*Exercise*
Copy out every line in the entries below that includes "false".

*Data for this task*
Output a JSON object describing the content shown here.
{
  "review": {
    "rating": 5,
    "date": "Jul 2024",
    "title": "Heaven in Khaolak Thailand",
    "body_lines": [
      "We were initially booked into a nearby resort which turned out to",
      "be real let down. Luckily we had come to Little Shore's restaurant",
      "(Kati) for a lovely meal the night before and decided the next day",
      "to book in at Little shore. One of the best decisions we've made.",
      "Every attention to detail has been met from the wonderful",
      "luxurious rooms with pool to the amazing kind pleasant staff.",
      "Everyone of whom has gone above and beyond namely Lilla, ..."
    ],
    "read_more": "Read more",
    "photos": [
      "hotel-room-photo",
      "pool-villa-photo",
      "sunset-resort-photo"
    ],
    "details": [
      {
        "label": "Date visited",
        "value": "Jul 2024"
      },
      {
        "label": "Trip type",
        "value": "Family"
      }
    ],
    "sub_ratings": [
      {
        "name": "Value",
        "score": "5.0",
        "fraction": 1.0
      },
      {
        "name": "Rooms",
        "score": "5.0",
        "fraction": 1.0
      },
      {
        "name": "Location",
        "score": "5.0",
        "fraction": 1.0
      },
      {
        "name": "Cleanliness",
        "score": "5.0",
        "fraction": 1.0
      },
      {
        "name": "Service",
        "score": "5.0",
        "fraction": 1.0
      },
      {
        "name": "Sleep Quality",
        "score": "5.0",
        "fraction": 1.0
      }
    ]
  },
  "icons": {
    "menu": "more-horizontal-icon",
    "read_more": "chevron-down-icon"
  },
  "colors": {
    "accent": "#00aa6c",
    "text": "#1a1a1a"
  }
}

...

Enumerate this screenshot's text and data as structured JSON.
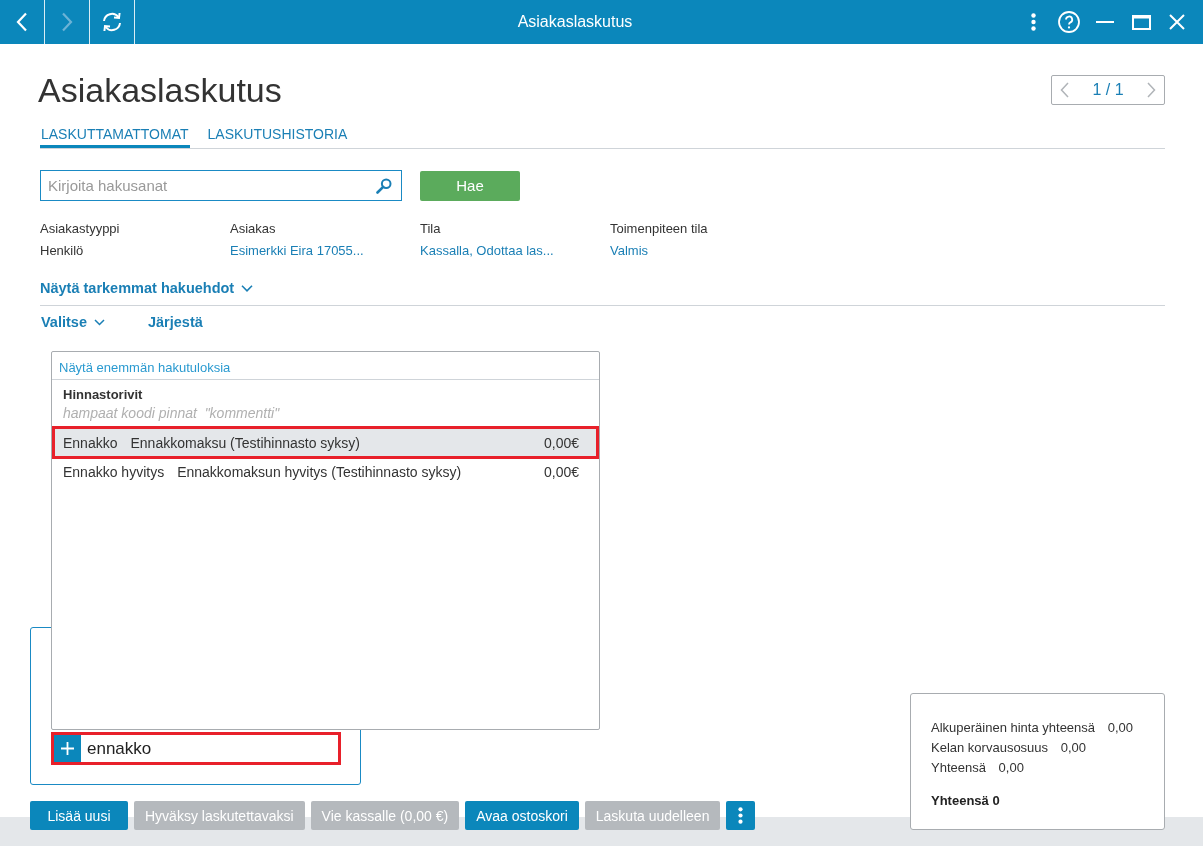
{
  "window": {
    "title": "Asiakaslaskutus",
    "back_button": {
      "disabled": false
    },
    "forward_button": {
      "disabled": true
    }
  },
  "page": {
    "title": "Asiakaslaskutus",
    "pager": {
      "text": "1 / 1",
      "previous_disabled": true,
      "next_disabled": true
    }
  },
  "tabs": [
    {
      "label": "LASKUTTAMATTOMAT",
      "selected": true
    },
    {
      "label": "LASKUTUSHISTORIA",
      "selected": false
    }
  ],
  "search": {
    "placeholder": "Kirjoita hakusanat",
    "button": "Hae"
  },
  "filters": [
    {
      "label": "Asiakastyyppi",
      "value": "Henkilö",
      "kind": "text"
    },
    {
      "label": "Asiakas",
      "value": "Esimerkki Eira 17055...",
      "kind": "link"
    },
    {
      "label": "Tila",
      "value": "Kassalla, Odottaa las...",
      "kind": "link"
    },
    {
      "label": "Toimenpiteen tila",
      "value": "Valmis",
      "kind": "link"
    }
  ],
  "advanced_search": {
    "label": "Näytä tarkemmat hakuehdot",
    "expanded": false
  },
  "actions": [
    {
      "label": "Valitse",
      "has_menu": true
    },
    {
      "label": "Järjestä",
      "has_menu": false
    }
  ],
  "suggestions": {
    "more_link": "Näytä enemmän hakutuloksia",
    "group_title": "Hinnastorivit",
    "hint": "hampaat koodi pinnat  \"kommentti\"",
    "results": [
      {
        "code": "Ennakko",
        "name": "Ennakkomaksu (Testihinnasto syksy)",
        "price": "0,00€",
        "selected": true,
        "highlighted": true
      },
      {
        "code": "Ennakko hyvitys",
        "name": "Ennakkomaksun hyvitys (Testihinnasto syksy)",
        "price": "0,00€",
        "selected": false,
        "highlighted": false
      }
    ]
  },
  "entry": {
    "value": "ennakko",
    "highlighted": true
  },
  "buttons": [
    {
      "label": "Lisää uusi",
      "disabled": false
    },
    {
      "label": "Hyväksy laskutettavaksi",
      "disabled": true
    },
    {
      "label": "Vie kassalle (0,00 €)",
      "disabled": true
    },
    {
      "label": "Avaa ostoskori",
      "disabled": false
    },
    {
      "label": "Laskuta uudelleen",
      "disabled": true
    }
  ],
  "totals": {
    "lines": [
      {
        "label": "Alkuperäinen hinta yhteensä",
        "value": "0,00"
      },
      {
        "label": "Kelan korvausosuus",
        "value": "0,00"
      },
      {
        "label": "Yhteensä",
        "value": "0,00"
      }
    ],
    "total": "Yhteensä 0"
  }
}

*Finished exercise*
      "disabled": false
      "selected": false
    "expanded": false
      "has_menu": false
        "selected": false,
        "highlighted": false
      "disabled": false
      "disabled": false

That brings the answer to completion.